Business

Brazilian startup Caju raises $2.45 million in a round led by Valor Capital Group

Caju's platform enables employees to choose to receive a Spotify subscription rather than a Food Ticket from their company, for instance

Photo: Caju/Screenshot
  • The startup allows employees to adjust their benefits according to their needs and company rules;
  • Caju serves about 400 companies and 15,000 employees.

Caju, a Brazilian startup platform that gathers corporate benefits such as Food Ticket, raised $2.45 million (BRL 13 million) in a seed round co-led by Valor Capital Group and Canary. Individual investors like Ariel Lambrecht, 99 founder, also participated in the round.

READ ALSO: Fake news crackdown in Brazil opens a dangerous precedent for censorship

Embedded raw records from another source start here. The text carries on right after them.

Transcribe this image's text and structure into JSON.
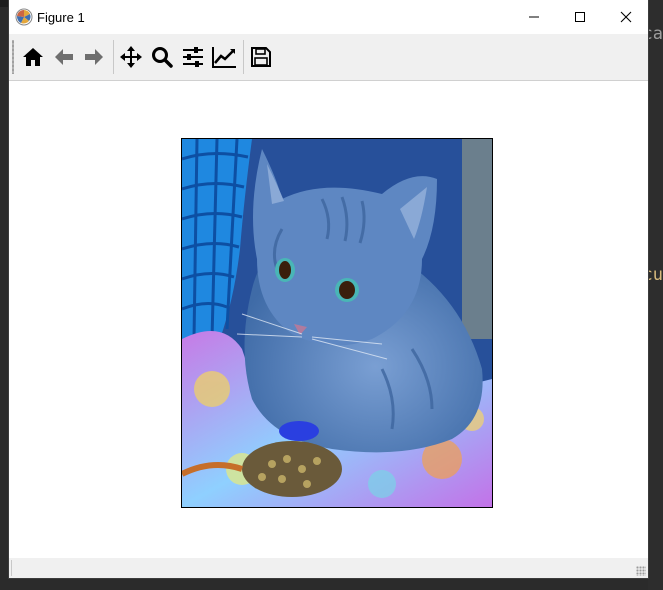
{
  "window": {
    "title": "Figure 1",
    "controls": {
      "minimize": "minimize-icon",
      "maximize": "maximize-icon",
      "close": "close-icon"
    }
  },
  "toolbar": {
    "buttons": [
      {
        "name": "home",
        "icon": "home-icon"
      },
      {
        "name": "back",
        "icon": "arrow-left-icon"
      },
      {
        "name": "forward",
        "icon": "arrow-right-icon"
      },
      {
        "name": "pan",
        "icon": "move-icon"
      },
      {
        "name": "zoom",
        "icon": "magnifier-icon"
      },
      {
        "name": "configure-subplots",
        "icon": "sliders-icon"
      },
      {
        "name": "edit-axes",
        "icon": "line-chart-icon"
      },
      {
        "name": "save",
        "icon": "floppy-disk-icon"
      }
    ]
  },
  "figure": {
    "content": "image-of-cat",
    "colors": {
      "cat_blue": "#5b86c2",
      "basket_blue": "#1f88e0",
      "fabric_purple": "#b66fe3"
    }
  },
  "background_editor": {
    "fragment_top": "ca",
    "fragment_mid": "cu"
  }
}
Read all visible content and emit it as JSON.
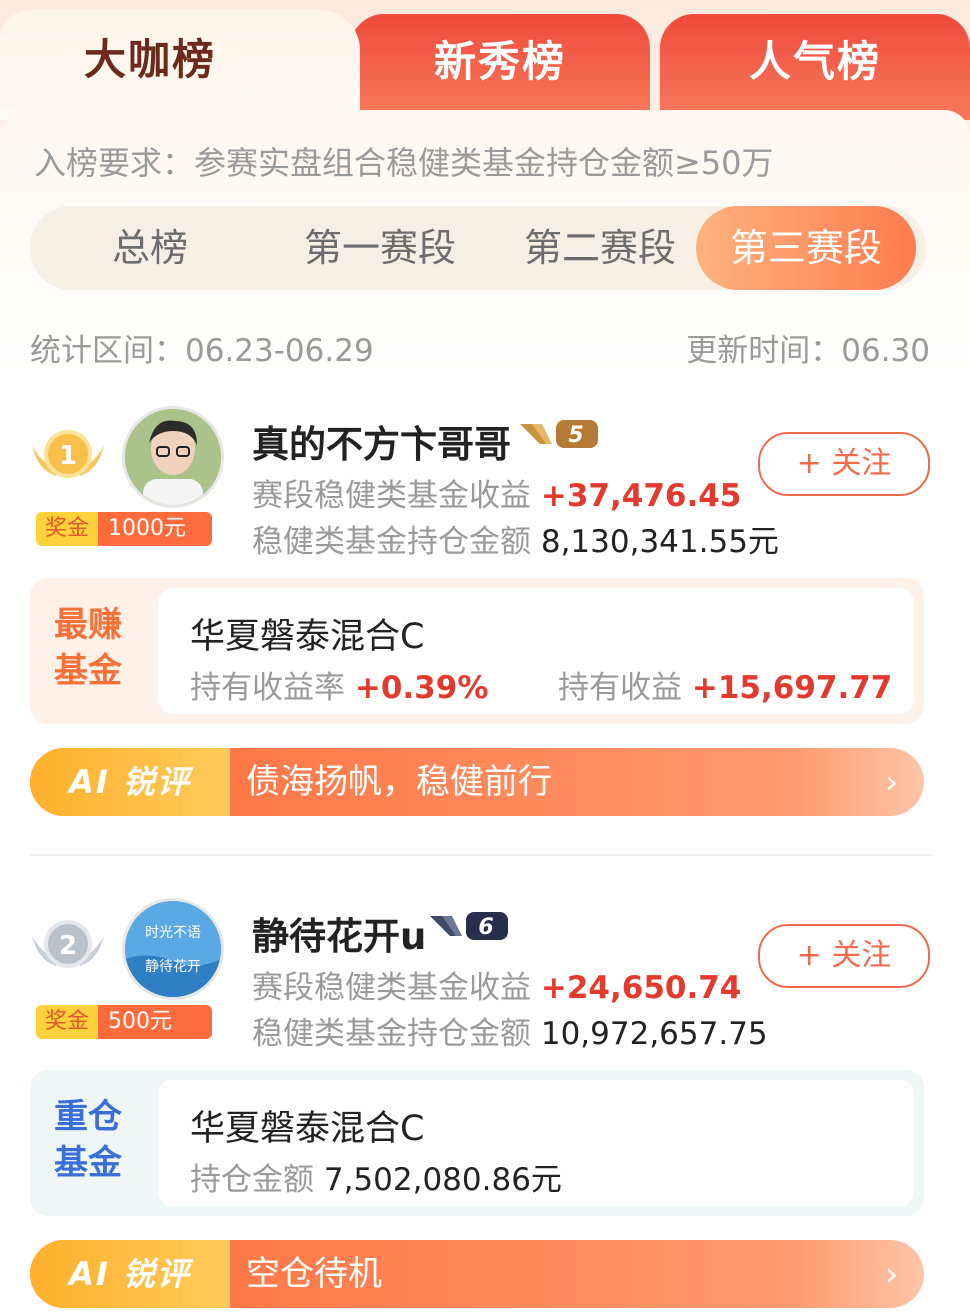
{
  "tabs": [
    {
      "label": "大咖榜",
      "active": true
    },
    {
      "label": "新秀榜",
      "active": false
    },
    {
      "label": "人气榜",
      "active": false
    }
  ],
  "requirement": "入榜要求：参赛实盘组合稳健类基金持仓金额≥50万",
  "stages": [
    {
      "label": "总榜",
      "active": false
    },
    {
      "label": "第一赛段",
      "active": false
    },
    {
      "label": "第二赛段",
      "active": false
    },
    {
      "label": "第三赛段",
      "active": true
    }
  ],
  "stat_range": "统计区间：06.23-06.29",
  "update_time": "更新时间：06.30",
  "follow_label": "+ 关注",
  "ai_label": "AI 锐评",
  "entries": [
    {
      "rank": "1",
      "prize_label": "奖金",
      "prize_value": "1000元",
      "name": "真的不方卞哥哥",
      "level": "5",
      "profit_label": "赛段稳健类基金收益",
      "profit_value": "+37,476.45",
      "holding_label": "稳健类基金持仓金额",
      "holding_value": "8,130,341.55元",
      "fund_tag_line1": "最赚",
      "fund_tag_line2": "基金",
      "fund_name": "华夏磐泰混合C",
      "fund_rate_label": "持有收益率",
      "fund_rate_value": "+0.39%",
      "fund_profit_label": "持有收益",
      "fund_profit_value": "+15,697.77",
      "ai_comment": "债海扬帆，稳健前行"
    },
    {
      "rank": "2",
      "prize_label": "奖金",
      "prize_value": "500元",
      "name": "静待花开u",
      "level": "6",
      "avatar_text_1": "时光不语",
      "avatar_text_2": "静待花开",
      "profit_label": "赛段稳健类基金收益",
      "profit_value": "+24,650.74",
      "holding_label": "稳健类基金持仓金额",
      "holding_value": "10,972,657.75",
      "fund_tag_line1": "重仓",
      "fund_tag_line2": "基金",
      "fund_name": "华夏磐泰混合C",
      "fund_amount_label": "持仓金额",
      "fund_amount_value": "7,502,080.86元",
      "ai_comment": "空仓待机"
    }
  ],
  "colors": {
    "accent_red": "#e23a2e",
    "tab_red": "#f04a3c",
    "orange": "#ff7b4e",
    "gold": "#ffd23b",
    "fund_tag_blue": "#3a6fd8"
  },
  "icons": {
    "medal_1": "gold-medal-icon",
    "medal_2": "silver-medal-icon",
    "level_badge": "v-level-badge-icon",
    "arrow": "chevron-right-icon"
  }
}
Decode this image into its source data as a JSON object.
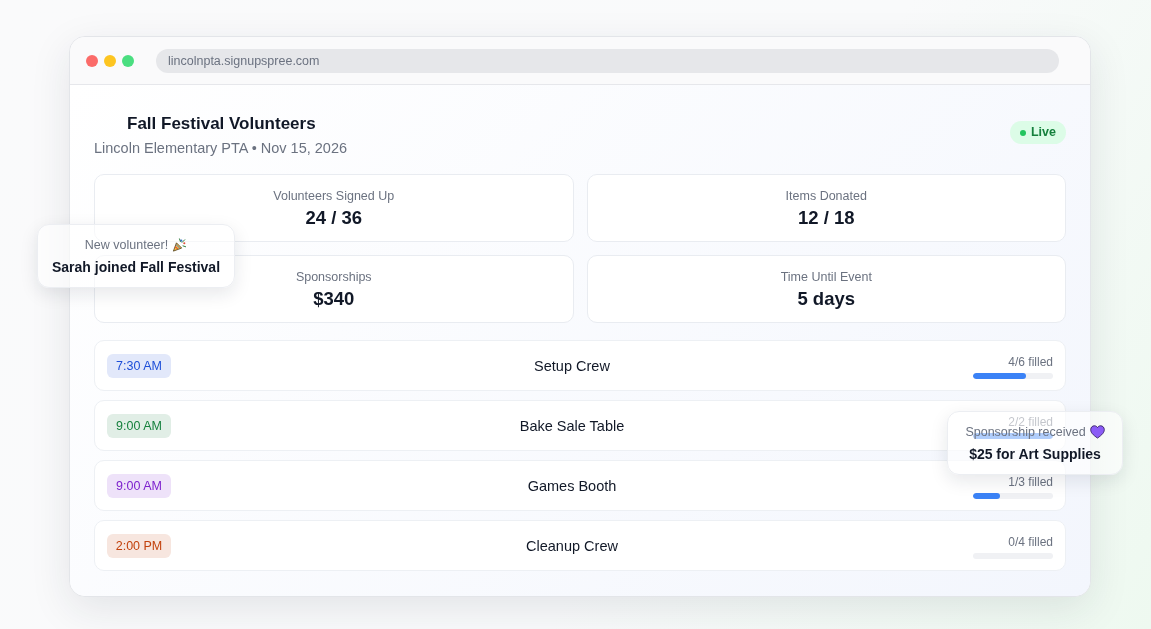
{
  "browser": {
    "url": "lincolnpta.signupspree.com"
  },
  "event": {
    "title": "Fall Festival Volunteers",
    "subtitle": "Lincoln Elementary PTA • Nov 15, 2026",
    "status": "Live"
  },
  "stats": [
    {
      "label": "Volunteers Signed Up",
      "value": "24 / 36"
    },
    {
      "label": "Items Donated",
      "value": "12 / 18"
    },
    {
      "label": "Sponsorships",
      "value": "$340"
    },
    {
      "label": "Time Until Event",
      "value": "5 days"
    }
  ],
  "slots": [
    {
      "time": "7:30 AM",
      "color": "#1d4ed8",
      "name": "Setup Crew",
      "filled": "4/6 filled",
      "level": 0.667
    },
    {
      "time": "9:00 AM",
      "color": "#15803d",
      "name": "Bake Sale Table",
      "filled": "2/2 filled",
      "level": 1
    },
    {
      "time": "9:00 AM",
      "color": "#7e22ce",
      "name": "Games Booth",
      "filled": "1/3 filled",
      "level": 0.333
    },
    {
      "time": "2:00 PM",
      "color": "#c2410c",
      "name": "Cleanup Crew",
      "filled": "0/4 filled"
    }
  ],
  "toasts": [
    {
      "kind": "party",
      "title": "New volunteer!",
      "message": "Sarah joined Fall Festival"
    },
    {
      "kind": "heart",
      "title": "Sponsorship received",
      "message": "$25 for Art Supplies"
    }
  ]
}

Resources will be invested in scaling sales and technology and expanding teams. Caju allows employees to adjust their benefits according to their needs and company rules. For instance, using Caju’s platform, the employee can choose to receive a Spotify subscription rather than a Food Ticket, without further ado. Employees can transfer benefits between six categories, following Brazilian work legislation: Meal, Food, Mobility, Culture, Education and Health.

READ ALSO: Facebook will label political propaganda and say who pays for it

“As a Visa brand, the Caju card is accepted in more than 2.2 million establishments across the country, allowing users to use our card both in the physical and virtual worlds”, explains Eduardo del Giglio, founder and CEO of Caju.

Caju seeks to solve inneficiencies

According to the company, inefficiency of other corporate benefit solutions was most evident during the Covid-19 pandemic, highlighting problems of frozen benefits, such as transportation vouchers little used in times of remote work. Brazil Journal recalls that more than 90% of the benefits market is dominated by four players in Brazil: Alelo, Sodexo, Ticket, from Endered, and VR.

READ ALSO: Startup Ripio believes in cryptocurrencies as a way of avoiding the volatility of the Argentine peso

With Caju, companies use the service free of charge. The startup monetizes itself from a fee passed on by the card’s flag with each purchase. Caju started operating in January 2020 and already has more than 400 customers controlling benefits of over 15,000 employees. According to Revista PEGN, most of them are made up of Brazilian startups, such as Descomplica, Gupy, Loft, Revelo and Volanty.